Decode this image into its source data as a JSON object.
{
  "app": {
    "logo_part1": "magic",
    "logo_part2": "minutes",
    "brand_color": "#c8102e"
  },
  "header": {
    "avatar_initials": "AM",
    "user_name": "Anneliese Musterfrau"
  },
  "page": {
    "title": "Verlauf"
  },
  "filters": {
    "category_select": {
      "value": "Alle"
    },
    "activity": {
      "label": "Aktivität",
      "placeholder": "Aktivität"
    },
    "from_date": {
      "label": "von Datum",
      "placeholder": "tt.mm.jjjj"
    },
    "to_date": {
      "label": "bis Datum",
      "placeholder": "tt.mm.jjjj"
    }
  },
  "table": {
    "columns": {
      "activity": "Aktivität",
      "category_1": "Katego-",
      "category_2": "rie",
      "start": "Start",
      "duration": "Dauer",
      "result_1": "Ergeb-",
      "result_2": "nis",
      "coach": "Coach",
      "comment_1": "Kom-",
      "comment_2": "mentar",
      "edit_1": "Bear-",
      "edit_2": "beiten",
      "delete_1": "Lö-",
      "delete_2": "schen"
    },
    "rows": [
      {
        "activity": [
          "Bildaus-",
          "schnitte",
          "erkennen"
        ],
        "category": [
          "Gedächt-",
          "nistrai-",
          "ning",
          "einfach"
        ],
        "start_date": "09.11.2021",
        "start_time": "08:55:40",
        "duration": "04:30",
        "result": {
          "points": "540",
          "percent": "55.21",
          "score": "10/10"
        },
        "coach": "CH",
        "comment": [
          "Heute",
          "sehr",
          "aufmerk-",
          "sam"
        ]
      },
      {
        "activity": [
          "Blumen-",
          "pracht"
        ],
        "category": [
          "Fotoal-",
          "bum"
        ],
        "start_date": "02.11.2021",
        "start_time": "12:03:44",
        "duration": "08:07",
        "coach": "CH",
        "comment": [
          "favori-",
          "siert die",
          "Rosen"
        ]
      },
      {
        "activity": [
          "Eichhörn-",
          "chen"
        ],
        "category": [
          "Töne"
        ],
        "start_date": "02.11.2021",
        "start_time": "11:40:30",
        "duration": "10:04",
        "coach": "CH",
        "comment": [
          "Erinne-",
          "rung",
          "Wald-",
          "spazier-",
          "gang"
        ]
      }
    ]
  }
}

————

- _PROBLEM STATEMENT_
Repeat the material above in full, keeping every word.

- _RESPONSE TO THIS TASK_
Decode this image into its source data as a JSON object.
{
  "app": {
    "logo_part1": "magic",
    "logo_part2": "minutes",
    "brand_color": "#c8102e"
  },
  "header": {
    "avatar_initials": "AM",
    "user_name": "Anneliese Musterfrau"
  },
  "page": {
    "title": "Verlauf"
  },
  "filters": {
    "category_select": {
      "value": "Alle"
    },
    "activity": {
      "label": "Aktivität",
      "placeholder": "Aktivität"
    },
    "from_date": {
      "label": "von Datum",
      "placeholder": "tt.mm.jjjj"
    },
    "to_date": {
      "label": "bis Datum",
      "placeholder": "tt.mm.jjjj"
    }
  },
  "table": {
    "columns": {
      "activity": "Aktivität",
      "category_1": "Katego-",
      "category_2": "rie",
      "start": "Start",
      "duration": "Dauer",
      "result_1": "Ergeb-",
      "result_2": "nis",
      "coach": "Coach",
      "comment_1": "Kom-",
      "comment_2": "mentar",
      "edit_1": "Bear-",
      "edit_2": "beiten",
      "delete_1": "Lö-",
      "delete_2": "schen"
    },
    "rows": [
      {
        "activity": [
          "Bildaus-",
          "schnitte",
          "erkennen"
        ],
        "category": [
          "Gedächt-",
          "nistrai-",
          "ning",
          "einfach"
        ],
        "start_date": "09.11.2021",
        "start_time": "08:55:40",
        "duration": "04:30",
        "result": {
          "points": "540",
          "percent": "55.21",
          "score": "10/10"
        },
        "coach": "CH",
        "comment": [
          "Heute",
          "sehr",
          "aufmerk-",
          "sam"
        ]
      },
      {
        "activity": [
          "Blumen-",
          "pracht"
        ],
        "category": [
          "Fotoal-",
          "bum"
        ],
        "start_date": "02.11.2021",
        "start_time": "12:03:44",
        "duration": "08:07",
        "coach": "CH",
        "comment": [
          "favori-",
          "siert die",
          "Rosen"
        ]
      },
      {
        "activity": [
          "Eichhörn-",
          "chen"
        ],
        "category": [
          "Töne"
        ],
        "start_date": "02.11.2021",
        "start_time": "11:40:30",
        "duration": "10:04",
        "coach": "CH",
        "comment": [
          "Erinne-",
          "rung",
          "Wald-",
          "spazier-",
          "gang"
        ]
      }
    ]
  }
}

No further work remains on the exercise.